> **What this task involves**: Return all lines below containing the word "Forms".
○ ○ ○ ○ ○
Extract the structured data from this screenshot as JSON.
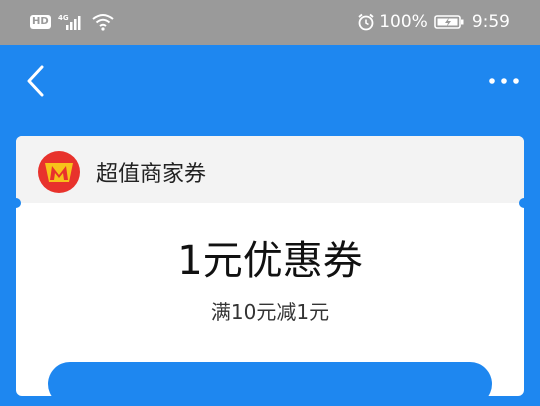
{
  "status_bar": {
    "hd": "HD",
    "network": "4G",
    "battery_percent": "100%",
    "time": "9:59"
  },
  "nav": {
    "back_icon": "chevron-left-icon",
    "more_icon": "more-horizontal-icon"
  },
  "merchant": {
    "name": "超值商家券",
    "logo_icon": "m-logo-icon"
  },
  "coupon": {
    "title": "1元优惠券",
    "condition": "满10元减1元"
  },
  "colors": {
    "primary": "#1e87f0",
    "status_bar": "#9a9a9a",
    "card_header": "#f3f3f3",
    "logo_red": "#e8322c",
    "logo_yellow": "#f7c21a"
  }
}
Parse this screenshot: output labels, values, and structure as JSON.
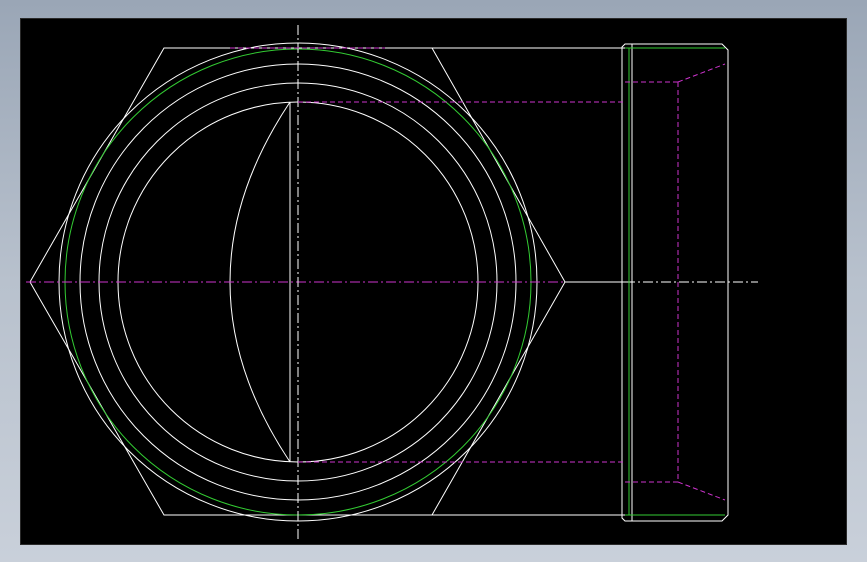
{
  "drawing": {
    "background": "#000000",
    "line_color_visible": "#ffffff",
    "line_color_hidden": "#cc33cc",
    "line_color_thread": "#33cc33",
    "views": [
      "front-view",
      "side-view"
    ]
  },
  "frame": {
    "outer_gradient_top": "#9aa6b6",
    "outer_gradient_bottom": "#c9d0da"
  }
}
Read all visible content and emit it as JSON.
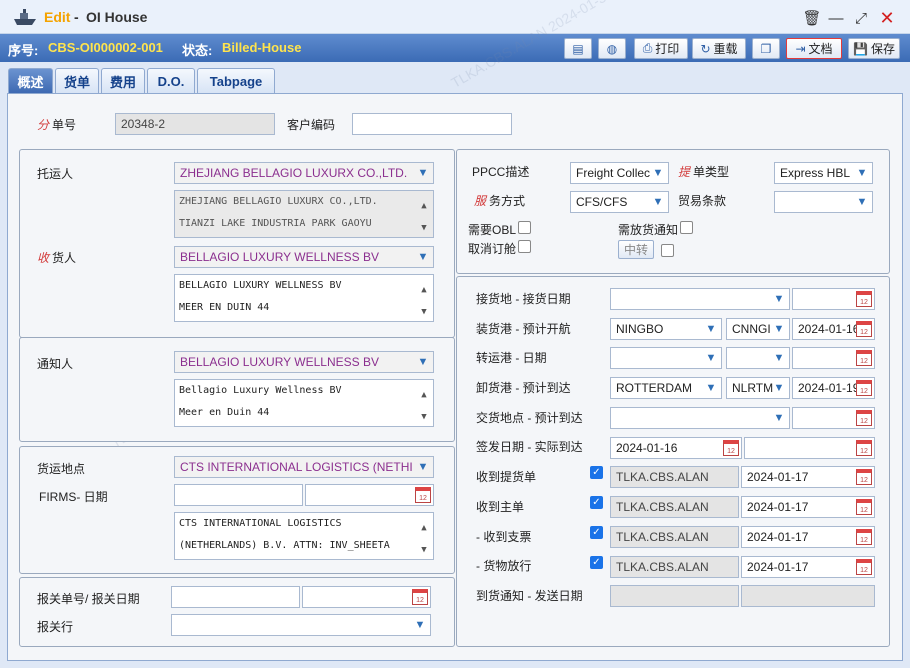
{
  "window": {
    "app": "Edit",
    "sep": "-",
    "title": "OI House"
  },
  "info": {
    "seq_label": "序号:",
    "seq_value": "CBS-OI000002-001",
    "status_label": "状态:",
    "status_value": "Billed-House"
  },
  "toolbar": {
    "print": "打印",
    "reset": "重载",
    "doc": "文档",
    "save": "保存"
  },
  "tabs": [
    "概述",
    "货单",
    "费用",
    "D.O.",
    "Tabpage"
  ],
  "top": {
    "hbl_lbl_em": "分",
    "hbl_lbl": "单号",
    "hbl_value": "20348-2",
    "cust_lbl": "客户编码",
    "cust_value": ""
  },
  "shipper": {
    "lbl": "托运人",
    "name": "ZHEJIANG BELLAGIO LUXURX CO.,LTD.",
    "addr1": "ZHEJIANG BELLAGIO LUXURX CO.,LTD.",
    "addr2": "TIANZI LAKE INDUSTRIA PARK GAOYU"
  },
  "consignee": {
    "lbl_em": "收",
    "lbl": "货人",
    "name": "BELLAGIO LUXURY WELLNESS BV",
    "addr1": "BELLAGIO LUXURY WELLNESS BV",
    "addr2": "MEER EN DUIN 44"
  },
  "notify": {
    "lbl": "通知人",
    "name": "BELLAGIO LUXURY WELLNESS BV",
    "addr1": "Bellagio Luxury Wellness BV",
    "addr2": "Meer en Duin 44"
  },
  "delivery": {
    "lbl": "货运地点",
    "name": "CTS INTERNATIONAL LOGISTICS (NETHI",
    "firms_lbl": "FIRMS- 日期",
    "addr1": "CTS INTERNATIONAL LOGISTICS",
    "addr2": "(NETHERLANDS) B.V. ATTN: INV_SHEETA"
  },
  "customs": {
    "lbl": "报关单号/ 报关日期",
    "broker_lbl": "报关行"
  },
  "right_top": {
    "ppcc_lbl": "PPCC描述",
    "ppcc_value": "Freight Collec",
    "bltype_em": "提",
    "bltype_lbl": "单类型",
    "bltype_value": "Express HBL",
    "svc_em": "服",
    "svc_lbl": "务方式",
    "svc_value": "CFS/CFS",
    "trade_lbl": "贸易条款",
    "obl_lbl": "需要OBL",
    "release_lbl": "需放货通知",
    "cancel_lbl": "取消订舱",
    "transfer_btn": "中转"
  },
  "route": {
    "receipt_lbl": "接货地 - 接货日期",
    "pol_lbl": "装货港 - 预计开航",
    "pol": "NINGBO",
    "pol_code": "CNNGI",
    "etd": "2024-01-16",
    "transit_lbl": "转运港 - 日期",
    "pod_lbl": "卸货港 - 预计到达",
    "pod": "ROTTERDAM",
    "pod_code": "NLRTM",
    "eta": "2024-01-19",
    "dest_lbl": "交货地点 - 预计到达",
    "issue_lbl": "签发日期 - 实际到达",
    "issue": "2024-01-16",
    "recv_bl_lbl": "收到提货单",
    "recv_bl_user": "TLKA.CBS.ALAN",
    "recv_bl_date": "2024-01-17",
    "recv_mbl_lbl": "收到主单",
    "recv_mbl_user": "TLKA.CBS.ALAN",
    "recv_mbl_date": "2024-01-17",
    "recv_chk_lbl": "- 收到支票",
    "recv_chk_user": "TLKA.CBS.ALAN",
    "recv_chk_date": "2024-01-17",
    "release_lbl": "- 货物放行",
    "release_user": "TLKA.CBS.ALAN",
    "release_date": "2024-01-17",
    "arrival_lbl": "到货通知 - 发送日期"
  }
}
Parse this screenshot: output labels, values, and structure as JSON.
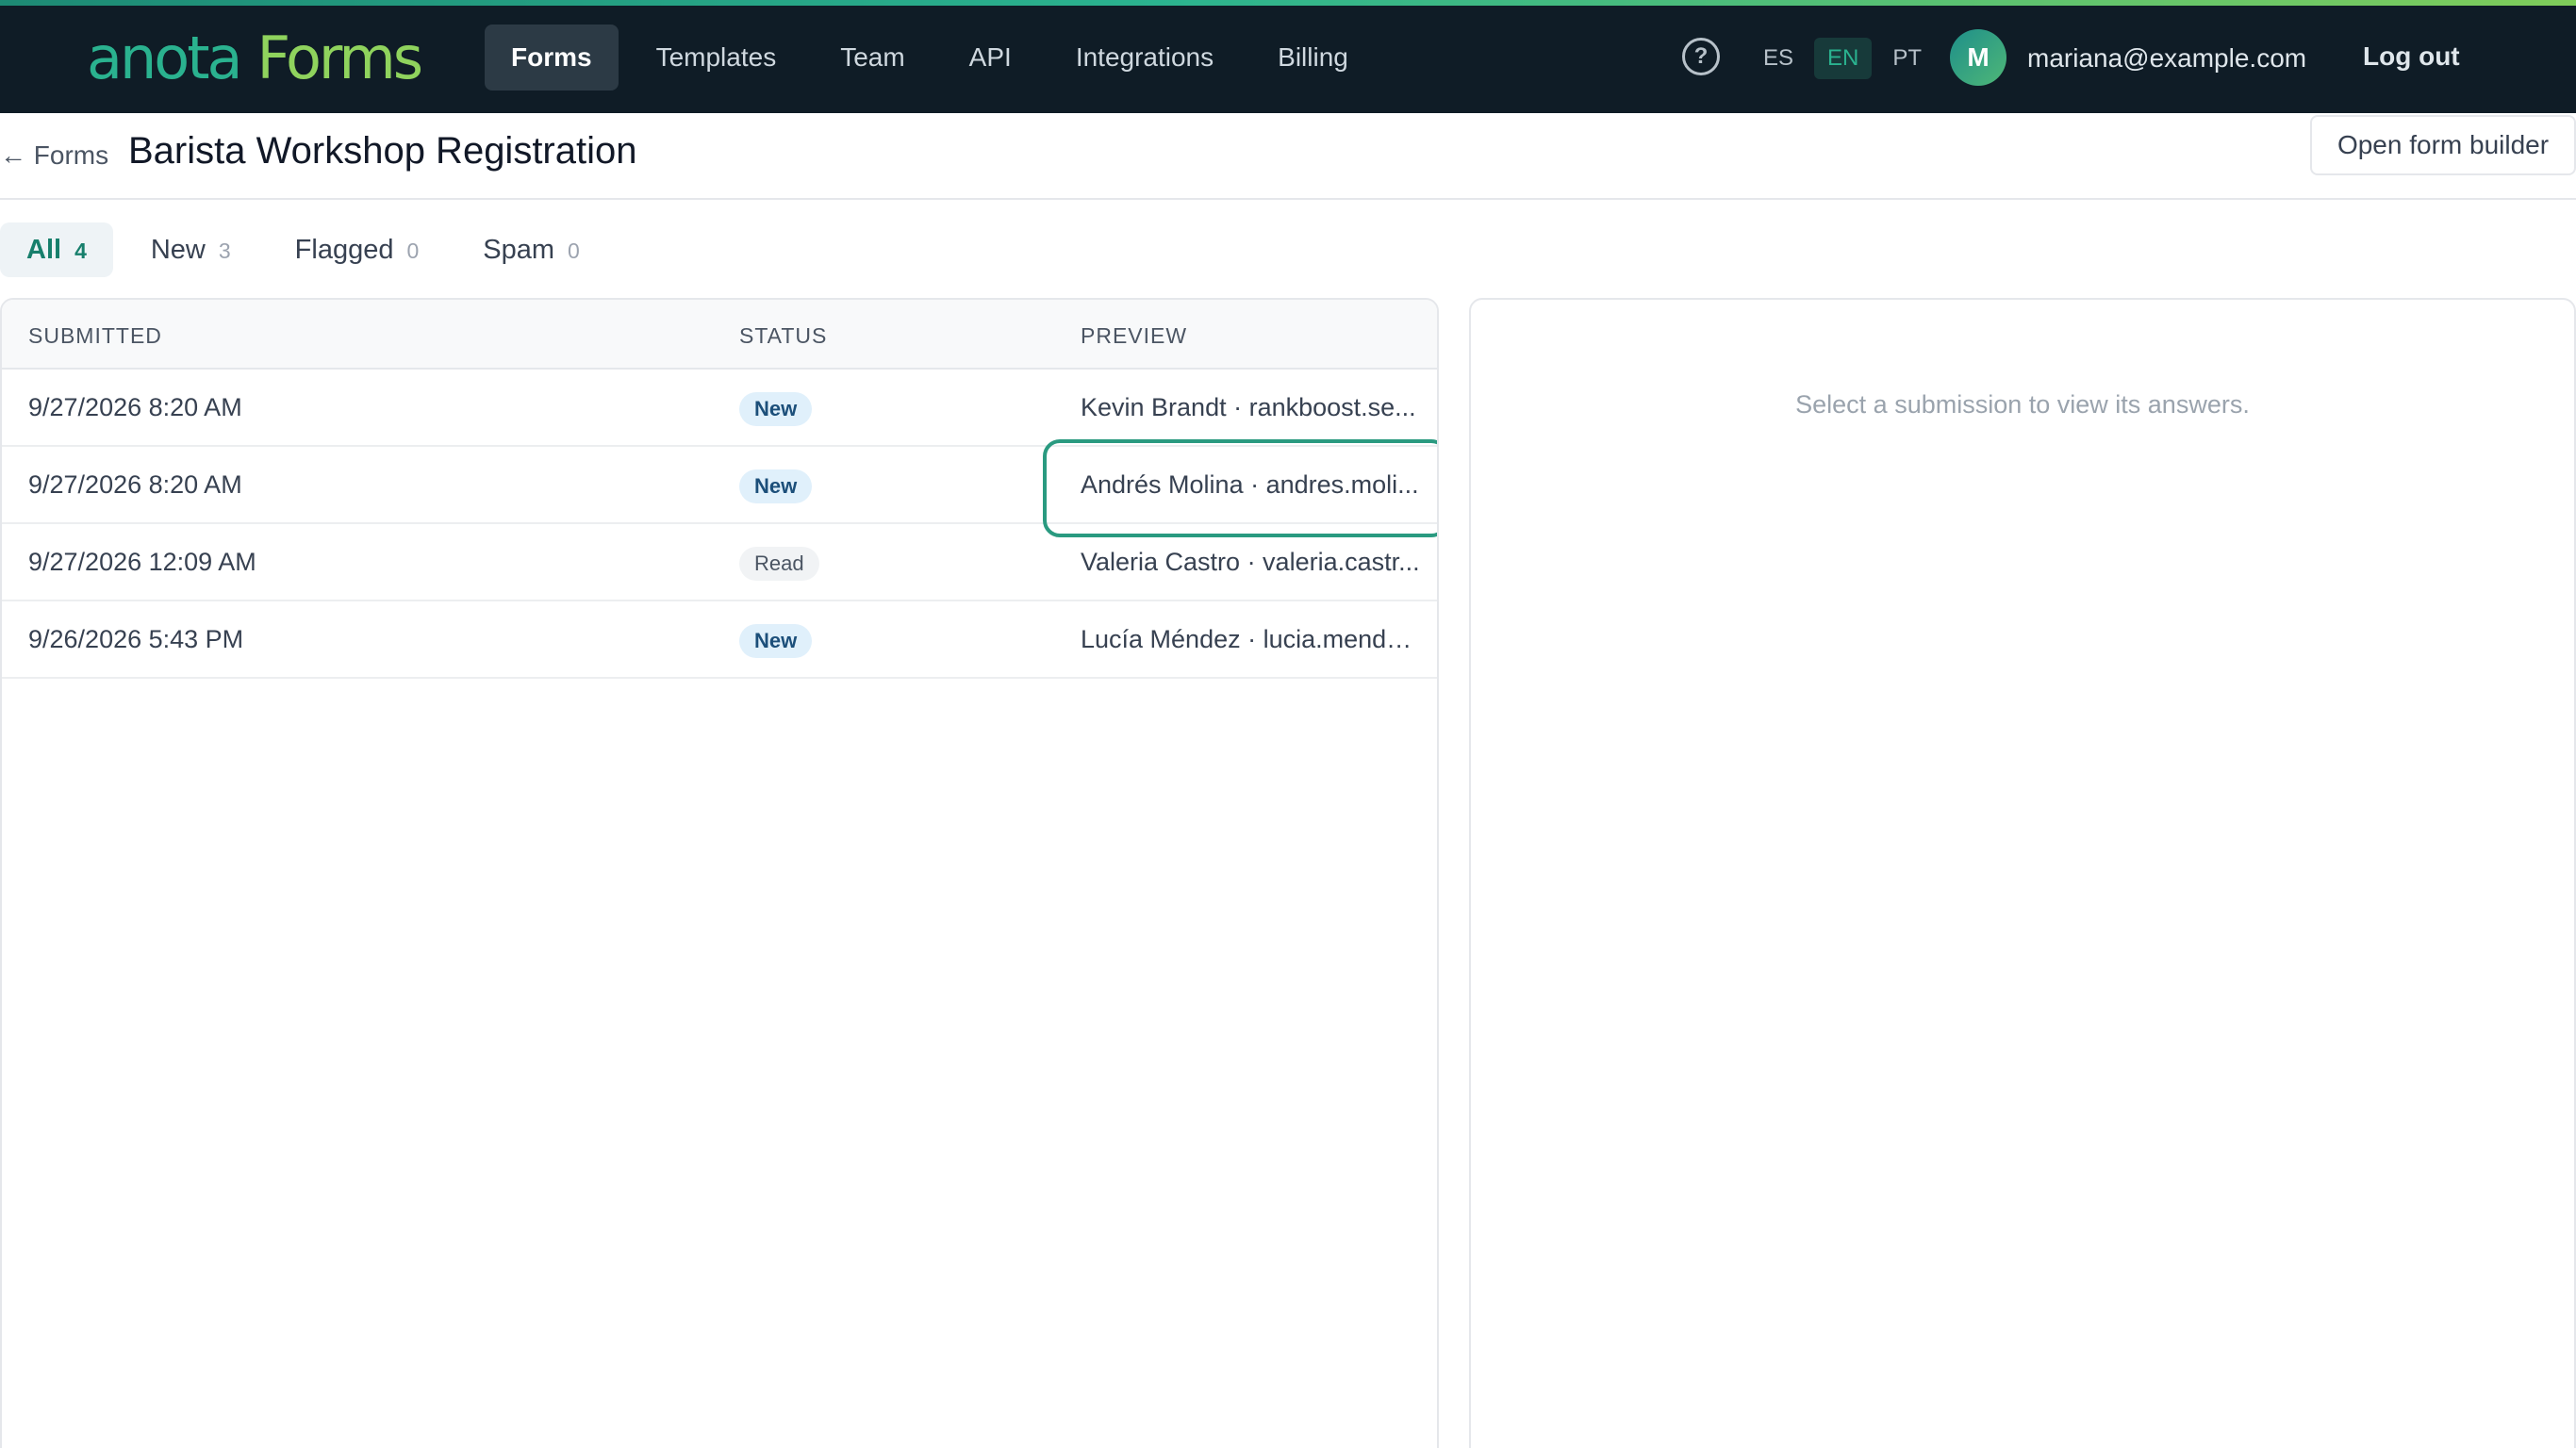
{
  "brand": {
    "name_part1": "anota",
    "name_part2": "Forms",
    "accent_color": "#2ab28f"
  },
  "nav": {
    "items": [
      {
        "label": "Forms",
        "active": true
      },
      {
        "label": "Templates",
        "active": false
      },
      {
        "label": "Team",
        "active": false
      },
      {
        "label": "API",
        "active": false
      },
      {
        "label": "Integrations",
        "active": false
      },
      {
        "label": "Billing",
        "active": false
      }
    ],
    "help_icon": "question-circle-icon",
    "help_glyph": "?",
    "languages": [
      {
        "code": "ES",
        "active": false
      },
      {
        "code": "EN",
        "active": true
      },
      {
        "code": "PT",
        "active": false
      }
    ],
    "user": {
      "initial": "M",
      "email": "mariana@example.com"
    },
    "logout_label": "Log out"
  },
  "header": {
    "back_label": "← Forms",
    "title": "Barista Workshop Registration",
    "open_builder_label": "Open form builder"
  },
  "tabs": [
    {
      "label": "All",
      "count": "4",
      "active": true
    },
    {
      "label": "New",
      "count": "3",
      "active": false
    },
    {
      "label": "Flagged",
      "count": "0",
      "active": false
    },
    {
      "label": "Spam",
      "count": "0",
      "active": false
    }
  ],
  "table": {
    "columns": {
      "submitted": "SUBMITTED",
      "status": "STATUS",
      "preview": "PREVIEW"
    },
    "rows": [
      {
        "submitted": "9/27/2026 8:20 AM",
        "status": "New",
        "preview": "Kevin Brandt · rankboost.se..."
      },
      {
        "submitted": "9/27/2026 8:20 AM",
        "status": "New",
        "preview": "Andrés Molina · andres.moli..."
      },
      {
        "submitted": "9/27/2026 12:09 AM",
        "status": "Read",
        "preview": "Valeria Castro · valeria.castr..."
      },
      {
        "submitted": "9/26/2026 5:43 PM",
        "status": "New",
        "preview": "Lucía Méndez · lucia.mende..."
      }
    ]
  },
  "detail": {
    "empty_message": "Select a submission to view its answers."
  }
}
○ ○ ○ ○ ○
> **Response to the task**:
    "name_part2": "Forms",
        "label": "Forms",
    "back_label": "← Forms",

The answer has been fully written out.